Nevertheless, Burn was effective enough in this fixture. When looking to build attacks from their own half, Newcastle could be seen to set up like they are in the image above – Burn tucking in to make a makeshift back three, and Kieran Trippier pushed high and wide on the right flank, like an extra midfielder.
To provide some balance, we would see Gordon on the left flank drop in a little deeper to assist the play rather than stay high on the shoulder of the last defender.
Newcastle utilised the technical ability and awareness of Guimarães when it came to playing out from the back in deep areas, with the Brazilian midfielder often dropping in deep to offer himself as a close outlet.
A small yet imperative detail if Newcastle are to build attacks within their current tactics, as Guimarães has the opportunity to play several passes for his next move after receiving the ball. He could play a pass out to either full-back, go more direct into Isak, or drive forward himself, but there is a fourth option with more minor details.
Guimarães opted to bounce the pass back to the defender, which may seem simple and ineffective, but consider the Villa reaction to Guimarães getting the ball – they squeeze in to press him, allowing his teammates to spread wide and open the pitch up so that when Guimarães does return the ball back to the CB, he has more options to pass forward into.
Playing out from the back takes a certain level of confidence and ability. Playing out from the back, deep in your half under immense pressure, takes both of those things and then some, but it is an action we often see from the Toon. The example above captures it nicely – Joelinton had tracked back to aid his side’s defending against a Villa attack, with the ball ending up at his feet.
Now, look at his positioning in the image above and how tight that area is, thanks to Villa’s presence. Nobody would’ve blamed Joelinton for simply going long on this one to relieve the pressure, but instead, the midfield feigned a clearance before hooking a reverse pass into Gordon – a brave yet perilous move that did pay dividends. Gordon took the ball well and instantly knew he wanted to carry it forward, which he did, before winning a foul.

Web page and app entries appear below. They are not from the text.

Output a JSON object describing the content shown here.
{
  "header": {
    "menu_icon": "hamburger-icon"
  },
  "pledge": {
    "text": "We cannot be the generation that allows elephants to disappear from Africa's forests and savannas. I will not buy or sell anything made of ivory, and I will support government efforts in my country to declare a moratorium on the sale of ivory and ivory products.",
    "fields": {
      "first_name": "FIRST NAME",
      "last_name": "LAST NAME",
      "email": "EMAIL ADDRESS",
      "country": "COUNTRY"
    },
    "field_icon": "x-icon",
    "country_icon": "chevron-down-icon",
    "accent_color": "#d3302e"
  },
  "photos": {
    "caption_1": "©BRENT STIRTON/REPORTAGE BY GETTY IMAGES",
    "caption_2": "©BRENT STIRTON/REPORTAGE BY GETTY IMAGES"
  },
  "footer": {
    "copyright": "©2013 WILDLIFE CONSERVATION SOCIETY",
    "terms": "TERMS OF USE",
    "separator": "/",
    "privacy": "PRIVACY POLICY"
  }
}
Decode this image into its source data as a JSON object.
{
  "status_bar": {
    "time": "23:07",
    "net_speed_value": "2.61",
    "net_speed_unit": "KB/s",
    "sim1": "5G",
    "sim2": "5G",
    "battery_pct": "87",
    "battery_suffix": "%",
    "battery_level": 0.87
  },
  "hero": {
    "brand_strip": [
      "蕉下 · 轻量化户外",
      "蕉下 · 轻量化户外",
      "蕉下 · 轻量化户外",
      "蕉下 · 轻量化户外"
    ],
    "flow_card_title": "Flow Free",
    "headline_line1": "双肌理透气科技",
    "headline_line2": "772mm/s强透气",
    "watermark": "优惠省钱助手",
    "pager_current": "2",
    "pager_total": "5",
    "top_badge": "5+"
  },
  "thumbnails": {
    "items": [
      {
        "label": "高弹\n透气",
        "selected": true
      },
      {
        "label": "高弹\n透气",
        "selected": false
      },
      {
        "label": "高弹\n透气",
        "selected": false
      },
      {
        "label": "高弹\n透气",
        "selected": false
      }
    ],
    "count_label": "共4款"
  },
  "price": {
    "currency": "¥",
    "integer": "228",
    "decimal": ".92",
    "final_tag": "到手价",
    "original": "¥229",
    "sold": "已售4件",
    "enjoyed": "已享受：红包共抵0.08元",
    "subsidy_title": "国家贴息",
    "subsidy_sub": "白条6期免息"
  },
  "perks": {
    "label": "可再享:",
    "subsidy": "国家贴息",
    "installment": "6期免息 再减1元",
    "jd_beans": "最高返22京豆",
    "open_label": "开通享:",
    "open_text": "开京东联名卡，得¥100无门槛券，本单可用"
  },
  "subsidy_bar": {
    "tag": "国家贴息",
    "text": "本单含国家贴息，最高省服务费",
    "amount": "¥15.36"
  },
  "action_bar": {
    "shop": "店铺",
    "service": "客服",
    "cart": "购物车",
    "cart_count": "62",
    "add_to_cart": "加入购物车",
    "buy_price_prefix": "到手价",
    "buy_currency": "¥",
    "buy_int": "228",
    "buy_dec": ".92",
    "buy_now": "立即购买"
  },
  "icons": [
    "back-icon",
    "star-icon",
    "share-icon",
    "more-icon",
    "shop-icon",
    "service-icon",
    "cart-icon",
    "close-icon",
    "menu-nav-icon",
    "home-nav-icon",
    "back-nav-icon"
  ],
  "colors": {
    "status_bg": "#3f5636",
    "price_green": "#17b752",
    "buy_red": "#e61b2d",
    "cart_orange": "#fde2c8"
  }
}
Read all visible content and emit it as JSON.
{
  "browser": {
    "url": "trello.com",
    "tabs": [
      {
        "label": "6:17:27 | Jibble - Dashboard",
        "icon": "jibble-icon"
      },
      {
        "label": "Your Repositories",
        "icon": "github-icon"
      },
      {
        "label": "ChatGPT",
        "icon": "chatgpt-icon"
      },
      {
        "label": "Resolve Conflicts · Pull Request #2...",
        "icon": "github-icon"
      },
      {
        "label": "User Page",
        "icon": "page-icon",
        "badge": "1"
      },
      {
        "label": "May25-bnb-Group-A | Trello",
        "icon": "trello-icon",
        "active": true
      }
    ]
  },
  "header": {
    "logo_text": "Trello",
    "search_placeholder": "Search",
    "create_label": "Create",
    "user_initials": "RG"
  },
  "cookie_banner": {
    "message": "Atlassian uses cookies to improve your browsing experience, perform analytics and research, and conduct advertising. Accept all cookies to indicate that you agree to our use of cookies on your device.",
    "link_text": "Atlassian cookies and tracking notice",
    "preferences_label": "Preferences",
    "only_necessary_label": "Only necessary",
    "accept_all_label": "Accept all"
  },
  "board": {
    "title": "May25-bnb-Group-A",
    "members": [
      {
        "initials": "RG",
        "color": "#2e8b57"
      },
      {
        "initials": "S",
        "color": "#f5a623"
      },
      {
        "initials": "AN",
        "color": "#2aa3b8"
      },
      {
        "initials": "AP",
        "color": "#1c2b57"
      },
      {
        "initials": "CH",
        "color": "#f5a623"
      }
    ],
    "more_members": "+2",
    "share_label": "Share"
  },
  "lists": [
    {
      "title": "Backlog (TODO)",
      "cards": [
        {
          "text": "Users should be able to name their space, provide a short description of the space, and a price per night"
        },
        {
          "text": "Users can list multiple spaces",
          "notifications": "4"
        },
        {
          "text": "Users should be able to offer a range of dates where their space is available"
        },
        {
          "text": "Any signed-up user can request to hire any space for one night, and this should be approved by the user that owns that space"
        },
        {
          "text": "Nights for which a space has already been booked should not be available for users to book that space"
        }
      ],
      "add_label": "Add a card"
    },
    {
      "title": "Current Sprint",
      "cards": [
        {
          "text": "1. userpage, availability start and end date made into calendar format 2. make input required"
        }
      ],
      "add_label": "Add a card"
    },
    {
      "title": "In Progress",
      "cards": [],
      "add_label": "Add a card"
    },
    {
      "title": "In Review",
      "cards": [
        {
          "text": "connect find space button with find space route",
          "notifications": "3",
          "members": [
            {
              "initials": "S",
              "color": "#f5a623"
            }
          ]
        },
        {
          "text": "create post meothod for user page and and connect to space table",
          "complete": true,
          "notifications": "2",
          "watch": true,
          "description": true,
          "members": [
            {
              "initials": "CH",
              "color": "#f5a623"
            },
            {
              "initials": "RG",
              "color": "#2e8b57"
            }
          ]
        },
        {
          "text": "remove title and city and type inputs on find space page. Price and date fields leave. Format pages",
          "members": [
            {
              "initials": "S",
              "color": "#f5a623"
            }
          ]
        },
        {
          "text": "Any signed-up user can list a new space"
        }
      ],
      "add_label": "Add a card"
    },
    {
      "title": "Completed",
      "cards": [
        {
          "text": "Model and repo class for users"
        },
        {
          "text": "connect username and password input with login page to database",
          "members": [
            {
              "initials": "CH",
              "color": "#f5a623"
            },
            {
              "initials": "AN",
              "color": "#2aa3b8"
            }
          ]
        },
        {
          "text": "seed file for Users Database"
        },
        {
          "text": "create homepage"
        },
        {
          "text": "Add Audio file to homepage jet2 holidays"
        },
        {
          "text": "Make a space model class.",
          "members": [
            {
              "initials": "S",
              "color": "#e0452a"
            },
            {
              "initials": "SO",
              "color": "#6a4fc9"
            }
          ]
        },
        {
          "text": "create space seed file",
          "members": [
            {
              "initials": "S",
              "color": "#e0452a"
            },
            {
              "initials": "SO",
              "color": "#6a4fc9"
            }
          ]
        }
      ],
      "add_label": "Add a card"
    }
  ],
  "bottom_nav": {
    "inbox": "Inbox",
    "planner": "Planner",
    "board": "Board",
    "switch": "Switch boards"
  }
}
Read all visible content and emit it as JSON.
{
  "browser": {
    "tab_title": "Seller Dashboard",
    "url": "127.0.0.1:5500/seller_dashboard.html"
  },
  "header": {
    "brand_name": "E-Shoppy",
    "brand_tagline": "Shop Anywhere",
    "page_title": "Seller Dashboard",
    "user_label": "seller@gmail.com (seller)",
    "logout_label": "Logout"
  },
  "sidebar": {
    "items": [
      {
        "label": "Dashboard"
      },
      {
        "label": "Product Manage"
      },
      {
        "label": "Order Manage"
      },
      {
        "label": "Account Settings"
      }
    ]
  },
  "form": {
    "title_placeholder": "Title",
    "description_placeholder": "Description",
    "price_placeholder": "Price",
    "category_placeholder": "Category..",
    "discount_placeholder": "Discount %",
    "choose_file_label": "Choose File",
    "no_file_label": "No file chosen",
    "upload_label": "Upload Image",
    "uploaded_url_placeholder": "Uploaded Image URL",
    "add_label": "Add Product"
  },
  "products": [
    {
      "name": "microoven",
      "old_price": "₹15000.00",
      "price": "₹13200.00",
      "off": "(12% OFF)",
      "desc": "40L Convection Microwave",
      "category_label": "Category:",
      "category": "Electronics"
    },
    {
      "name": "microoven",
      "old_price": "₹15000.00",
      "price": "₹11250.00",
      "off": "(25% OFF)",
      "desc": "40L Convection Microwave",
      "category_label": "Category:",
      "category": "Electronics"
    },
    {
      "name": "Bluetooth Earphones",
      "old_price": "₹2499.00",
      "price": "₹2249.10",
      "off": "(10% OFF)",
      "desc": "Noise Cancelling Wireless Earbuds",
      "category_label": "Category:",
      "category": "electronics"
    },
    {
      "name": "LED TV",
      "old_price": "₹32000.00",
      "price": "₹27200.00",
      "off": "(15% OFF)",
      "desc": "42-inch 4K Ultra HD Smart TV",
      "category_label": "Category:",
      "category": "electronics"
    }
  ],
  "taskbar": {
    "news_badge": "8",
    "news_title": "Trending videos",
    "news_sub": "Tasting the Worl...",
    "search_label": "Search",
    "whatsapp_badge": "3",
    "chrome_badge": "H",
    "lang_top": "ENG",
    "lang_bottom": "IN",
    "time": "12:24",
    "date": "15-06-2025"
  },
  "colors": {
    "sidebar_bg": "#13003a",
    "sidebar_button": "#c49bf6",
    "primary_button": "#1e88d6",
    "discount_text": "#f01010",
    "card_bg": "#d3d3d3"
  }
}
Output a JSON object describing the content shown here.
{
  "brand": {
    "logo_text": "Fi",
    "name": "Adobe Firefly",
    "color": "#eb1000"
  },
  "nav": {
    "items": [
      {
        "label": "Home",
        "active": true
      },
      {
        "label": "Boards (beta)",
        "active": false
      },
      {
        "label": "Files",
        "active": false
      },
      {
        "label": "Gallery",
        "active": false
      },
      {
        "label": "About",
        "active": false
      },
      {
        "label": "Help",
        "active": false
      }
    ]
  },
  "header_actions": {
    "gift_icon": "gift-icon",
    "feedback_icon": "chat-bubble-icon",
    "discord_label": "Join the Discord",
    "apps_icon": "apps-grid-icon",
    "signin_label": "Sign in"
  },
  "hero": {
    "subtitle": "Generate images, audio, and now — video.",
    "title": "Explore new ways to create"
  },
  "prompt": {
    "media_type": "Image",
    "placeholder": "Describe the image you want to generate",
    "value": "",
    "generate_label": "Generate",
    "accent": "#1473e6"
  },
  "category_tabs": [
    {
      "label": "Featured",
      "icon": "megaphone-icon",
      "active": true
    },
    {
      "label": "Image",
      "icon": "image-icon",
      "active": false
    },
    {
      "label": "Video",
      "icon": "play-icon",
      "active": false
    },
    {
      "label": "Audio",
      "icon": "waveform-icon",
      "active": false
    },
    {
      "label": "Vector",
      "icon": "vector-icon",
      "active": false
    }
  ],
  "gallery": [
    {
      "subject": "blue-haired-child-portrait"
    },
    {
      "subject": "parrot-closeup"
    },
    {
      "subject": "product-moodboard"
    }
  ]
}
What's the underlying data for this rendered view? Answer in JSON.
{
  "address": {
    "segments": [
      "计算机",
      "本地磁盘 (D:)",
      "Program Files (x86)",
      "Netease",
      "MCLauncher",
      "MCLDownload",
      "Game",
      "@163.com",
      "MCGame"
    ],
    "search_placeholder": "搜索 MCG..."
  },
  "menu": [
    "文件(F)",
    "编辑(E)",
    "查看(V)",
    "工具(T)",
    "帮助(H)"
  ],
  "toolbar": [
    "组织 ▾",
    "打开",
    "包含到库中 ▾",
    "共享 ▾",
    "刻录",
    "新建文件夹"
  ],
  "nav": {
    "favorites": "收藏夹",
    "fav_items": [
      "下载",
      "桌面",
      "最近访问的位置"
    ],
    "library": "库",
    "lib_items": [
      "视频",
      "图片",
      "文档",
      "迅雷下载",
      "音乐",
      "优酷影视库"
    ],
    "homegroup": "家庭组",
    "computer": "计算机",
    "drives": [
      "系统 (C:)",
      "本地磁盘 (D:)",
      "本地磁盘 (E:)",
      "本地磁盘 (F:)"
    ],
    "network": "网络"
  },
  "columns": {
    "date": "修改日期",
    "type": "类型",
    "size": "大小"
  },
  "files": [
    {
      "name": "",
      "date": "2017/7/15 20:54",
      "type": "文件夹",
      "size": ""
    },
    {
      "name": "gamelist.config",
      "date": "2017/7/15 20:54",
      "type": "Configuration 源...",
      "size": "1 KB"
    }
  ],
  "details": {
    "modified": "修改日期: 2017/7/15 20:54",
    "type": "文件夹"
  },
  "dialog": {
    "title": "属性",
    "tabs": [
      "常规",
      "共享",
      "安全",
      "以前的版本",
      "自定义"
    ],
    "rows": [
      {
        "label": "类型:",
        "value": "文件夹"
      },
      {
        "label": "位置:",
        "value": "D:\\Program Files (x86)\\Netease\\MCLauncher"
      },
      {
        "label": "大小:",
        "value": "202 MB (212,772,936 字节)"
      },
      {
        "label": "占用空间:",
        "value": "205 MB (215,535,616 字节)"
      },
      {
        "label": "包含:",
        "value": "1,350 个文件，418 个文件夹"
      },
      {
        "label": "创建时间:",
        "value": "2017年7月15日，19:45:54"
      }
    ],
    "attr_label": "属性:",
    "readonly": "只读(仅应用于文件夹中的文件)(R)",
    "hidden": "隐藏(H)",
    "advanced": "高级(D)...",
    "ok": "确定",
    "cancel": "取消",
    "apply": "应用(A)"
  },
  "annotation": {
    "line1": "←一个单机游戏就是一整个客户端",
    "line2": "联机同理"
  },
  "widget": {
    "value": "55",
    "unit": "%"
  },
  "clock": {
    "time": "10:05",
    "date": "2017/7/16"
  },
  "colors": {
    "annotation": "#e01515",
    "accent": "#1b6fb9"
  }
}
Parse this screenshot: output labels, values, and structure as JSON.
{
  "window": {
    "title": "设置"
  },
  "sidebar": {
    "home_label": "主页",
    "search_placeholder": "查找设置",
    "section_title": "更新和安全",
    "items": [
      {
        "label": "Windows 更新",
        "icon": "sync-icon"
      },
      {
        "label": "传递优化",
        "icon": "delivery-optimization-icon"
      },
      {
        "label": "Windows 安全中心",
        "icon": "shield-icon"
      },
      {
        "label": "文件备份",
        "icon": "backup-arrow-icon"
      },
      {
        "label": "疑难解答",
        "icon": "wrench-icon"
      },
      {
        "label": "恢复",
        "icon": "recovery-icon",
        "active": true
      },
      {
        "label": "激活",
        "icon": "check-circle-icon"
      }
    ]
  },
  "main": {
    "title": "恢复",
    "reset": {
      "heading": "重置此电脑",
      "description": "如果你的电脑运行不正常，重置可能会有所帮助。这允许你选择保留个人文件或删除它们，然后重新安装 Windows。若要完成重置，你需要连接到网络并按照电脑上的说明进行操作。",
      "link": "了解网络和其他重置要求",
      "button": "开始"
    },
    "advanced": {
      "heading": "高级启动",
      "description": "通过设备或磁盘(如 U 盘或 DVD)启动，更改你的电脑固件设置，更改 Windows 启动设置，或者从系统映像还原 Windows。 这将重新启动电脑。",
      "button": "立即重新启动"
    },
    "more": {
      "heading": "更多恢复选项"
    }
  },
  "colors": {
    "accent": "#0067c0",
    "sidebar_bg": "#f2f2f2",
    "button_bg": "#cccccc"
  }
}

Despite playing out from the back well on a regular basis, Newcastle still had a plan B in place as, well, it is impossible to play through the thirds every time you have possession, and as you can see, Villa’s presence in the image above forces Newcastle’s plan B. A long ball into the channel is a classic move made more effective thanks to Isak’s quick reactions and awareness; his pace helps as he darts across to meet the long pass.
A dream start for Newcastle in many different ways. The win, the emphatic scoreline, and Tonali silencing any doubters that he couldn’t cut it in the Premier League will all be incredibly satisfying for Toon fans. Villa will be devasted – losing like that on the season’s opening game can be a real blow. They weren’t as terrible as the scoreline suggested over 90 minutes, and they certainly showed flashes of the team we saw last season, but they clearly need more time to find their feet this season.